Feminists had certainly appeared on TV before 1986, even as main characters on sitcoms. But the feminism of “That Girl” was quiet and soft-spoken, and the feminism of “Maude” was in-your-face and aimed to shock. Previous television feminists didn’t operate on the assumption that it was perfectly normal to found and run your own business – that women managing their own lives was par for the course. Julia Sugarbaker did. Read more
1938: Raymond Carver, U.S. author and poet who wrote award-winning short stories including “Are These Actual Miles” and “Errand,” is born in Clatskanie, Oregon.
For nearly a decade, Carver’s work appeared only in academic literary quarterlies, but in 1971 it came to the attention of Esquire editor Gordon Lish, whose publication of “Neighbors” brought Carver into the mainstream. Lish’s editorial relationship with Carver has proven a fertile ground for exploration in recent years, with the 2009 publication of Carver’s original short story manuscripts betraying a more expansive and conventional storytelling style than what, under Lish’s red pen, Carver became famous for. Read more
1932: K.C. Jones, legendary point guard for the Boston Celtics who helped lead the team to eight NBA titles as a player and then two more as the head coach, is born in Taylor, Texas.
1929: Beverly Sills, U.S. operatic soprano whose signature roles included Elisabetta in “Roberto Devereux,” is born in Brooklyn, New York.

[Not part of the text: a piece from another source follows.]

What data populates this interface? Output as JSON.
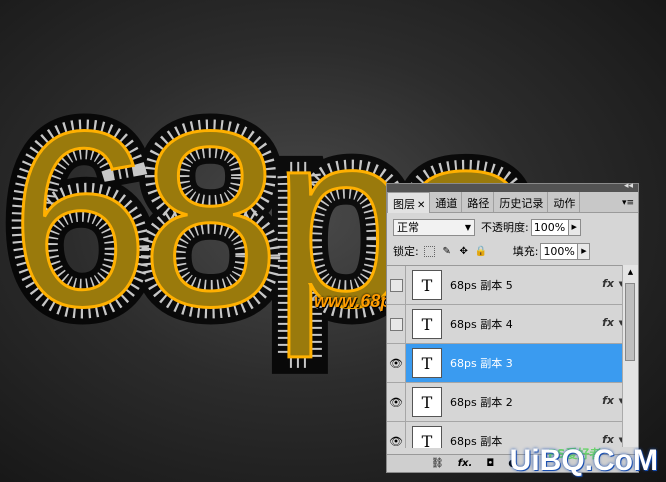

The coloratura soprano recorded 18 full-length operas, was featured on the covers of Time and Newsweek, and appeared on many of the world’s greatest opera stages. She received four Emmys for her weekly television program, “Lifestyles With Beverly Sills.” Her autobiography, “Bubbles: A Self-Portrait,” was a best-seller. In 1978, Sills announced she would retire in 1980, ending a 40-year performing career and transitioning to a role behind the scenes. She worked as a co-director of the New York City Opera, helping to make the organization financially viable before moving on to serve as chairwoman of the Lincoln Center and then the Metropolitan Opera before retiring in 2005. Read more
1927: Robert Ludlum, U.S. author of popular novels including “The Bourne Identity,” is born in New York, New York.
Many of his early espionage thrillers revolved around Nazi conspiracies, while later his villains were usually Communists. As the Cold War waned, he switched his focus to the terrorism threat. Ludlum wrote longhand on yellow legal pads, charging his secretary with typing his manuscripts into a computer, which he claimed not to know how to even turn on. While the public gobbled up his novels and they became mainstays of airport bookstores worldwide, the critics were only grudgingly appreciative. “It was a lousy novel,” ran a typical review appearing in The Washington Post, “so I stayed up until 3 a.m. to finish it.” Read more
1925: Jeanne Crain, U.S. actress who received an Oscar nomination for her performance in “Pinky,” is born in Barstow, California.
1922: Kitty Kallen, U.S. singer known best for her 1954 recording “Little Things Mean a Lot,” which has sold more than 2 million copies, is born in Philadelphia, Pennsylvania.
With her 1954 solo hit, which went to No. 1 on Billboard’s Hot 100 chart of the top songs in the U.S., Kallen was voted most popular female singer in polls conducted by Variety and Billboard. She continued to record, but she didn’t reach the top 20 in the U.S. Hot 100 chart until 1962’s “My Coloring Book,” which reached No. 18. Read more
1921: Hal David, U.S. songwriter whose well-known compositions with partner Burt Bacharach include “Raindrops Keep Fallin’ on My Head” and “Walk on By,” is born in New York, New York.
But the collaboration for which they were known best came in 1962, when they began writing for a young singer named Dionne Warwick. Warwick’s versatile voice could convey the emotion of David’s lyrics and handle the changing patterns of Bacharach’s melodies. Together the trio created a chain of hits: “Don’t Make Me Over,” “Walk on By,” “I Say a Little Prayer,” “Do You Know the Way to San Jose,” and “Always Something There To Remind Me” (which later was a hit for the 1980s synth pop band Naked Eyes), among others. Read more
1897: Gene Tunney, U.S. boxer who was the world heavyweight champion from 1926 to 1928, is born in New York, New York.